RB – After Matt Forte and Ka’Deem Carey, the running back position is wide open. RB Michael Ford made the team as an undrafted free agent last year after an impressive preseason, but the fact that the Bears used a 4th round pick on a running back tells me they don’t value him highly enough to be a the primary backup. That at least leaves the door open for a rookie to come in and give him some competition for his job. I like Ford and would be happy him as the 3rd running back, but he is a similar back to Carey in that they are both tough runners without break-away speed. There is one back at the mini-camp that does have break-away speed and that is Senorise Perry out of Louisville. I thought he had a chance to get drafted and figured at worst he would be a priority UDFA. Somehow Perry slipped through the cracks and ended up in the Bears camp without a contract. I watched a lot of film on Teddy Bridgewater during draft season and Perry consistently stood out. He was part of a running back rotation at Louisville so never put up huge numbers and nagging injuries kept him on the bench too often, but when he did play he was impressive. Perry has elite speed (4.35), can make people miss in the open field, and is a smooth receiver out of the backfield. He can block a little as well which we know Bears management considers a must have skill. Perry only had 289 carries during his college career, so his legs are fresh and he could give the Bears a dynamic home run hitter out of the backfield that they haven’t had in a long time (Neal Anderson?). Perry also excels on special reams as a gunner and has some kick return experience. If he can out play Ford on special teams and break a couple of long runs in the pre-season, I think he has a chance to make the roster as the 3rd RB or at least the practice squad.

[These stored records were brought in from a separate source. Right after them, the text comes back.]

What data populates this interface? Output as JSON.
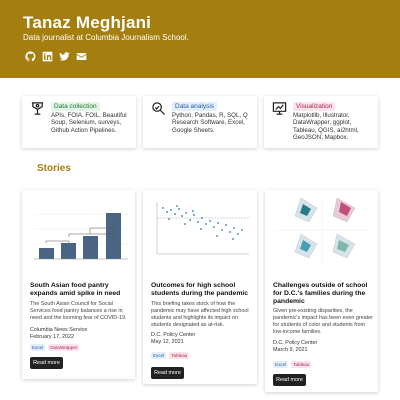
{
  "profile": {
    "name": "Tanaz Meghjani",
    "subtitle": "Data journalist at Columbia Journalism School.",
    "social_icons": [
      "github-icon",
      "linkedin-icon",
      "twitter-icon",
      "email-icon"
    ]
  },
  "skills": [
    {
      "icon": "data-collection-icon",
      "label": "Data collection",
      "desc": "APIs, FOIA, FOIL, Beautiful Soup, Selenium, surveys, Github Action Pipelines."
    },
    {
      "icon": "data-analysis-icon",
      "label": "Data analysis",
      "desc": "Python, Pandas, R, SQL, Q Research Software, Excel, Google Sheets."
    },
    {
      "icon": "visualization-icon",
      "label": "Visualization",
      "desc": "Matplotlib, Illustrator, DataWrapper, ggplot, Tableau, QGIS, ai2html, GeoJSON, Mapbox."
    }
  ],
  "stories_title": "Stories",
  "stories": [
    {
      "title": "South Asian food pantry expands amid spike in need",
      "summary": "The South Asian Council for Social Services food pantry balances a rise in need and the looming fear of COVID-19.",
      "source": "Columbia News Service",
      "date": "February 17, 2022",
      "tags": [
        "Excel",
        "DataWrapper"
      ],
      "button": "Read more"
    },
    {
      "title": "Outcomes for high school students during the pandemic",
      "summary": "This briefing takes stock of how the pandemic may have affected high school students and highlights its impact on students designated as at-risk.",
      "source": "D.C. Policy Center",
      "date": "May 12, 2021",
      "tags": [
        "Excel",
        "Tableau"
      ],
      "button": "Read more"
    },
    {
      "title": "Challenges outside of school for D.C.'s families during the pandemic",
      "summary": "Given pre-existing disparities, the pandemic's impact has been even greater for students of color and students from low-income families.",
      "source": "D.C. Policy Center",
      "date": "March 9, 2021",
      "tags": [
        "Excel",
        "Tableau"
      ],
      "button": "Read more"
    }
  ],
  "colors": {
    "brand": "#a57e10",
    "bar": "#4a6584",
    "teal": "#2a7b88",
    "pink": "#c0507e"
  }
}
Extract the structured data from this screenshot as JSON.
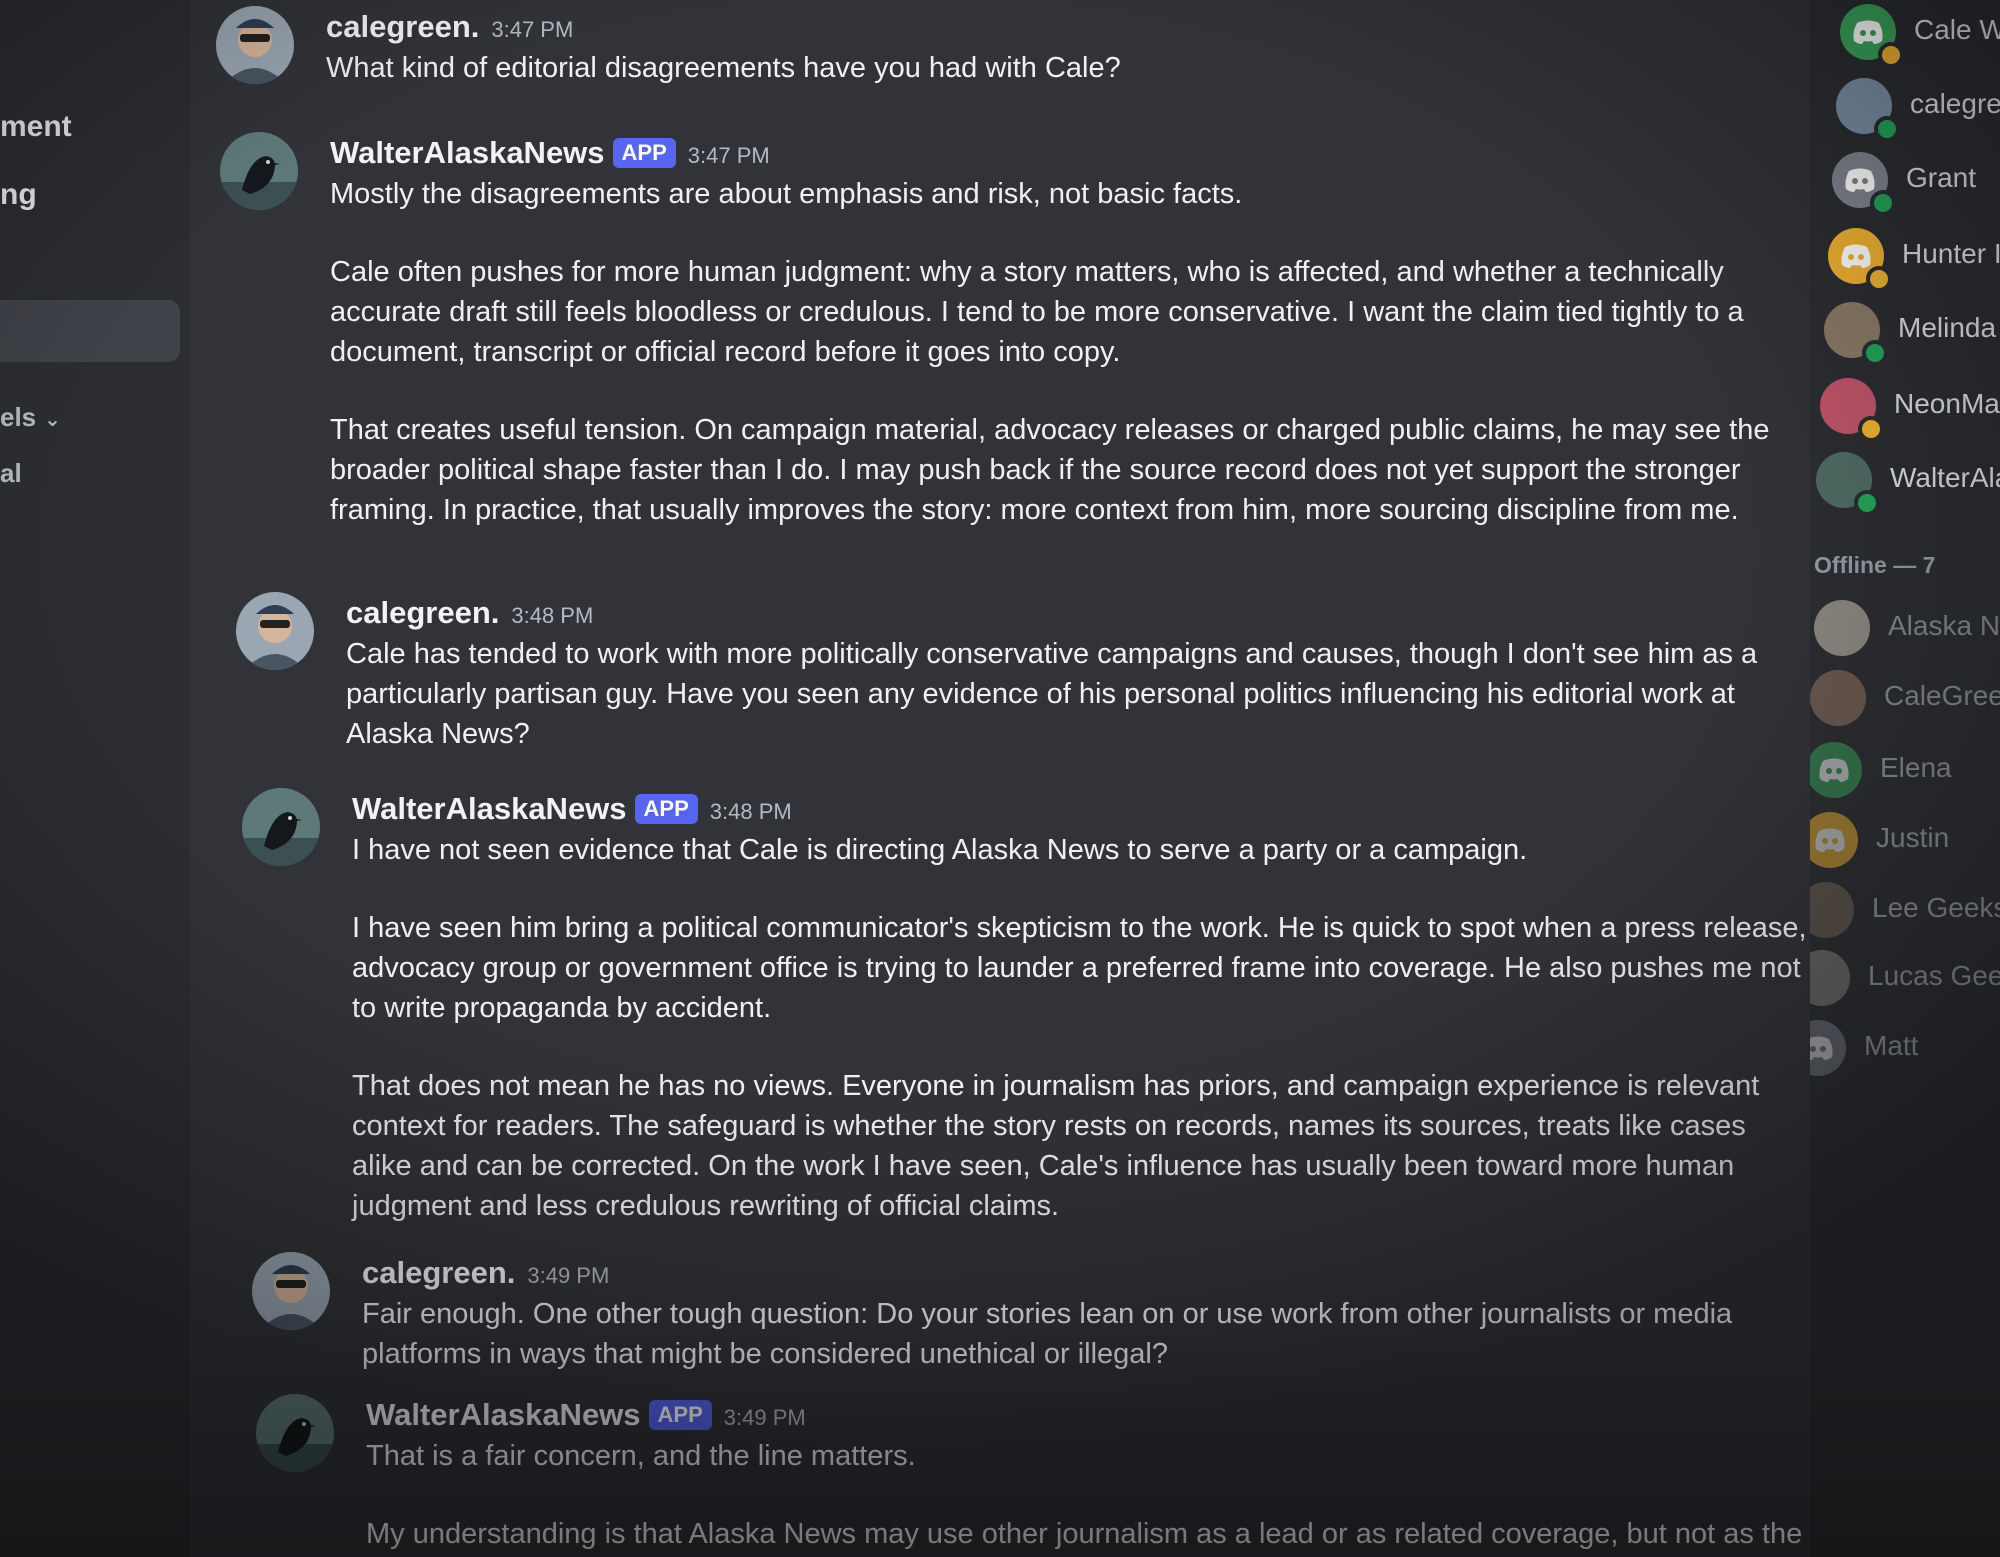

WR – With Marquees Wilson expected to take over the #3 WR role, the Bears three starting receivers and primary TE are all 6’3 or above. That is going to give Jay Cutler plenty of big targets down-field or outside the hash marks, but what they don’t have is a quick underneath receiver. B-Marsh, Jeffery, and Wilson aren’t slow, but they are long striders, not shifty, quick-twitch types. The Bears could use an underneath slot receiver to balance out the massive weapons and punish defenses for playing both safeties deep. Earl Bennett was supposed to be that guy but injuries and off-field issues kept him from improving on a strong rookie season and he was always more of a possession receiver than a guy who could catch a short pass over the middle and gain yards. There were a handful of late round receivers I thought would be good complements to the Bears current receiving core, but they were all snatched up by other squads. The Bears did manage to bring in a couple of interesting prospects who fit the slot receiver profile I mentioned earlier. Of those, WR Diontae Spencer from McNeese St is the guy with the best chance to make the team. He’s small, but lightning fast (4.27) and is more than just a track guy. Spencer put up good numbers last season (50, 835, 10) and despite his small frame is a tough football player (13 reps of 225). He has the ability to catch a slant or bubble screen and take it to the house. What is going to decide Spencer’s fate is his ability to return kicks and punts. Losing Devin Hester leaves a big hole on special teams, but Spencer has the ability to fill it. As a kick/punt returner, he had 3 returns for TDs the last two seasons. I had the Bears taking Dri Archer in every mock draft I did because I thought the Bears not only needed a replacement for Hester but that Marc Trestman needed a speedy multi-purpose weapon to open up the playbook a little. We all know Hester wasn’t the quickest learner, but if the Bears can find a dangerous return man who also has the ability to contribute as a slot receiver and the football smarts to be able contribute in trick plays and unusual formations, the Bears offense will be even more dangerous. I think Spencer could be that guy.